As a result of the CROSS=
option, the trend component growth
is actually a sum of four separate trends that correspond to the different iron-infection settings. Denoting growth
by and the four independent trends by and ,
where a1, a2,
a3
, and a4
are the dummy variables specified in the CROSS= option. This shows that, for any given setting (say, the one for a4
) is simply the corresponding trend . In addition, note the form of the COMPONENT statements that define the components a1Curve
, a2Curve
, a3Curve
, and a4Curve
. This form of the COMPONENT statement treats the state that is associated with growth
, named growth_state_
by convention, as a state of nominal dimension 4—the number of variables in the CROSS= list. This, in turn, implies that
a1Curve
, which is defined as growth_state_[1]
, refers to . These components are subsequently used in the EVAL statements to define contrasts between the trends—for example, contrast21
corresponds to the difference between the trends and . The estimates of these components (a1Curve
, a2Curve
, . . ., contrast41
) are output to the data set For1
named in the OUT= option of the OUTPUT data set.
The model summary, shown in Output 27.4.7, reflects the increased state dimension and the increased number of parameters.
Output 27.4.8 shows the parameter estimates for this model.
Next, the smoothed estimate of trend (growth
) is graphically studied.

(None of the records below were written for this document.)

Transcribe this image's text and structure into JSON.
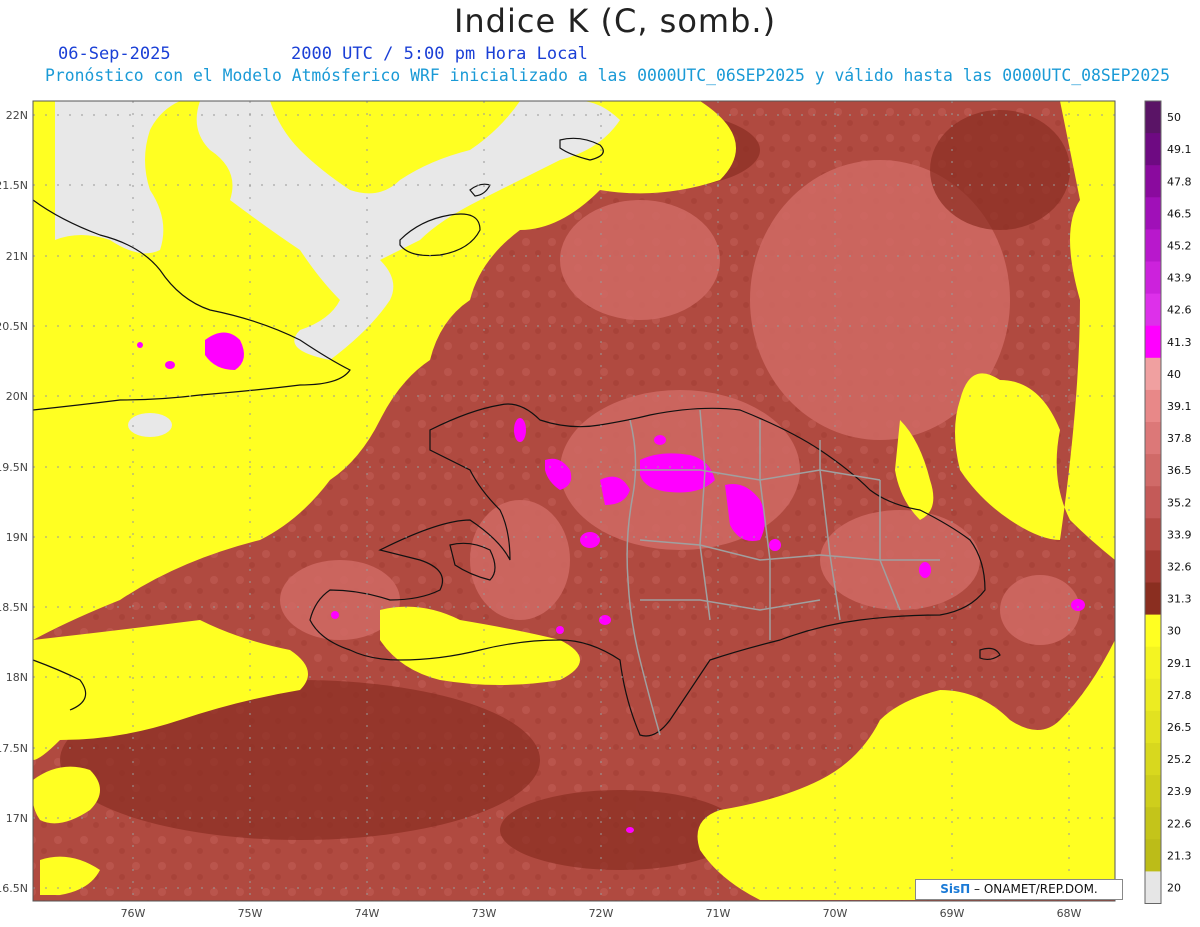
{
  "title": "Indice K (C, somb.)",
  "date": "06-Sep-2025",
  "valid_time": "2000 UTC / 5:00 pm Hora Local",
  "description": "Pronóstico con el Modelo Atmósferico WRF inicializado a las 0000UTC_06SEP2025 y válido hasta las  0000UTC_08SEP2025",
  "credit": {
    "brand": "SisΠ",
    "org": "– ONAMET/REP.DOM."
  },
  "lat_labels": [
    "22N",
    "21.5N",
    "21N",
    "20.5N",
    "20N",
    "19.5N",
    "19N",
    "18.5N",
    "18N",
    "17.5N",
    "17N",
    "16.5N"
  ],
  "lon_labels": [
    "76W",
    "75W",
    "74W",
    "73W",
    "72W",
    "71W",
    "70W",
    "69W",
    "68W"
  ],
  "colorbar": {
    "labels": [
      "50",
      "49.1",
      "47.8",
      "46.5",
      "45.2",
      "43.9",
      "42.6",
      "41.3",
      "40",
      "39.1",
      "37.8",
      "36.5",
      "35.2",
      "33.9",
      "32.6",
      "31.3",
      "30",
      "29.1",
      "27.8",
      "26.5",
      "25.2",
      "23.9",
      "22.6",
      "21.3",
      "20"
    ],
    "colors": [
      "#5a1466",
      "#6e0a82",
      "#8a0a9e",
      "#a010b8",
      "#b818cc",
      "#cc22dc",
      "#dd30ea",
      "#ff00ff",
      "#f0a0a0",
      "#e88888",
      "#dc7878",
      "#d06a68",
      "#c45a58",
      "#b44a44",
      "#a23a32",
      "#8a2e20",
      "#ffff22",
      "#f4f422",
      "#ecec22",
      "#e2e220",
      "#d8d81e",
      "#cece1c",
      "#c4c41a",
      "#bcbc18",
      "#e6e6e6"
    ]
  },
  "colors": {
    "land_fill": "#e8e8e8",
    "low_k": "#ffff22",
    "high_k": "#b04a40",
    "extreme": "#ff00ff"
  }
}
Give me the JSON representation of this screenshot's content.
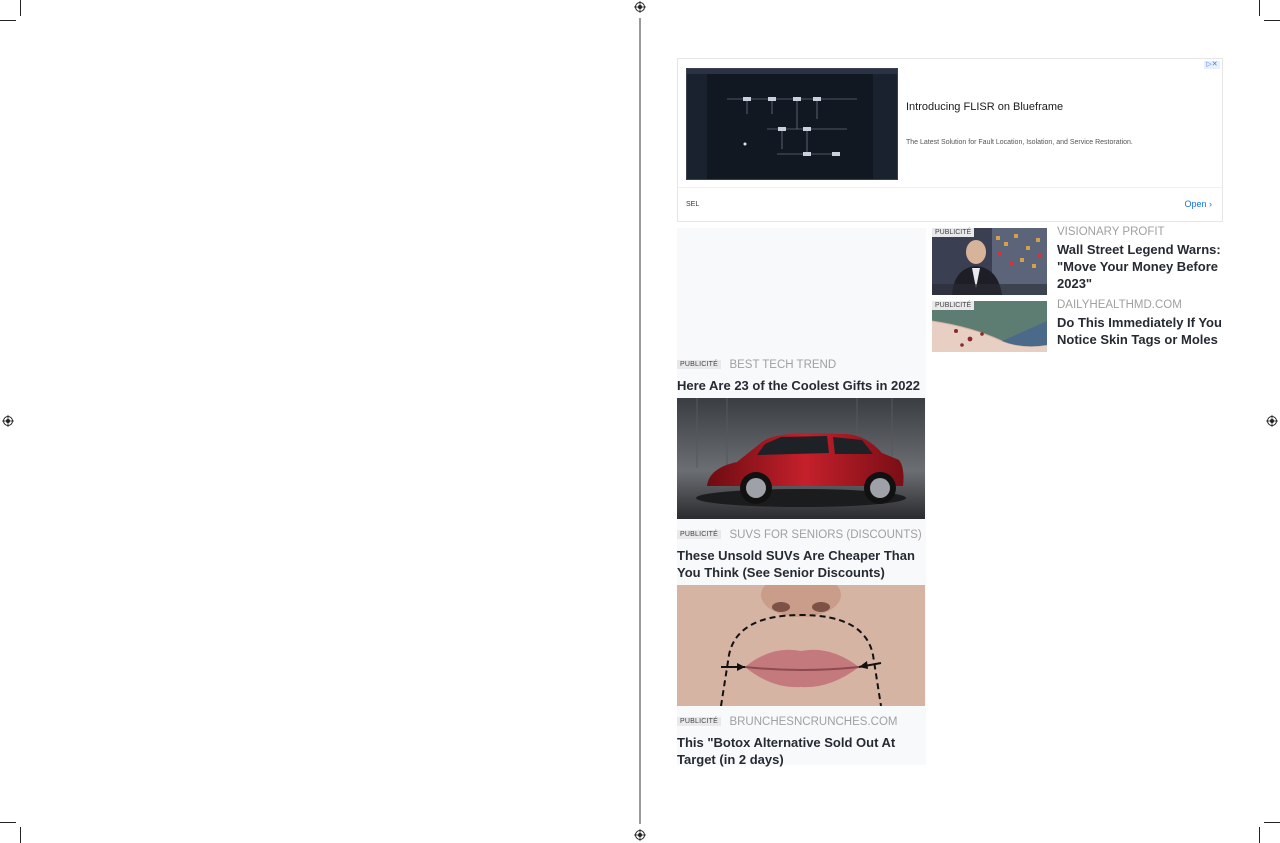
{
  "top_ad": {
    "headline": "Introducing FLISR on Blueframe",
    "description": "The Latest Solution for Fault Location, Isolation, and Service Restoration.",
    "advertiser": "SEL",
    "cta": "Open ›",
    "adchoices": "▷✕"
  },
  "sponsored": {
    "badge": "PUBLICITÉ",
    "left": [
      {
        "source": "BEST TECH TREND",
        "title": "Here Are 23 of the Coolest Gifts in 2022"
      },
      {
        "source": "SUVS FOR SENIORS (DISCOUNTS)",
        "title": "These Unsold SUVs Are Cheaper Than You Think (See Senior Discounts)"
      },
      {
        "source": "BRUNCHESNCRUNCHES.COM",
        "title": "This \"Botox Alternative Sold Out At Target (in 2 days)"
      }
    ],
    "right": [
      {
        "source": "VISIONARY PROFIT",
        "title": "Wall Street Legend Warns: \"Move Your Money Before 2023\""
      },
      {
        "source": "DAILYHEALTHMD.COM",
        "title": "Do This Immediately If You Notice Skin Tags or Moles"
      }
    ]
  }
}
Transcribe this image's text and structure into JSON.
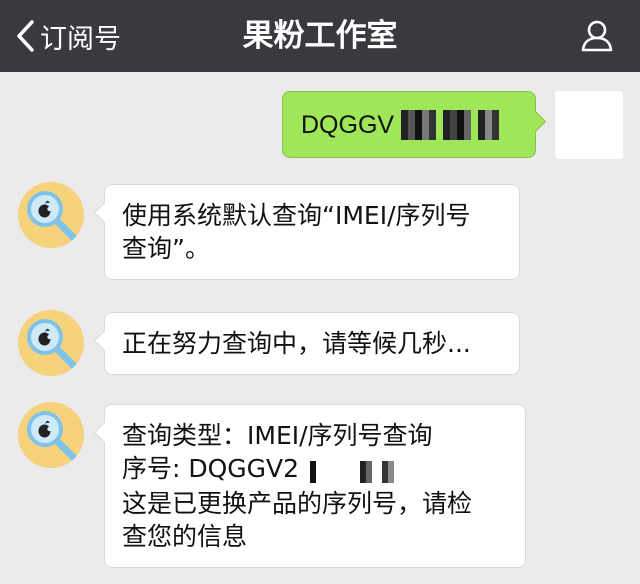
{
  "header": {
    "back_label": "订阅号",
    "title": "果粉工作室"
  },
  "messages": {
    "sent": {
      "text": "DQGGV"
    },
    "m1": {
      "line1": "使用系统默认查询“IMEI/序列号",
      "line2": "查询”。"
    },
    "m2": {
      "line1": "正在努力查询中，请等候几秒..."
    },
    "m3": {
      "line1": "查询类型：IMEI/序列号查询",
      "line2": "序号: DQGGV2",
      "line3": "这是已更换产品的序列号，请检",
      "line4": "查您的信息"
    }
  },
  "icons": {
    "back": "chevron-left-icon",
    "user": "user-profile-icon",
    "bot_avatar": "apple-magnifier-icon"
  },
  "colors": {
    "navbar": "#393a3f",
    "background": "#ebebeb",
    "sent_bubble": "#9fe658",
    "received_bubble": "#ffffff",
    "avatar": "#f7d27c"
  }
}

The following DATA step prepares the data for the grouped plots of smoothed_growth
by merging For1
with the input data set Cows
. As before, the reason is merely to include ironInf
(the grouping variable).
data For1; merge For1 Cows; by tpoint; run;
The following statements produce the graphs of smoothed for the desired settings (since the grouping variable ironInf
exactly corresponds to these settings). Once again, the plot in Output 27.4.9 clearly shows that the control group "No Iron and No Infection" has the best growth profile, while the worst growth profile
is for the group "Iron and Infection." However, unlike the first model, the profile curves are not merely shifted versions
of a common profile.
proc sgplot data=For1 noautolegend; title 'Iron and Infection Status-Specific Growth Profiles'; band x=tpoint lower=smoothed_lower_growth upper=smoothed_upper_growth / group=ironInf name="band"; series x=tpoint y=smoothed_growth / group=ironInf name="series"; keylegend "series"; run;
The following statements produce the plot of smoothed —contrast between the best and the worst growth profiles.
proc sgplot data=For1; title "Estimated Contrast Between the Treatments 4 and 1 "; band x=tpoint lower=smoothed_lower_contrast41 upper=smoothed_upper_contrast41; series x=tpoint y=smoothed_contrast41; run;
Output 27.4.10 shows that the growth pattern of the control group "No Iron and No Infection" consistently remains above the growth pattern of the treatment group "Iron and Infection."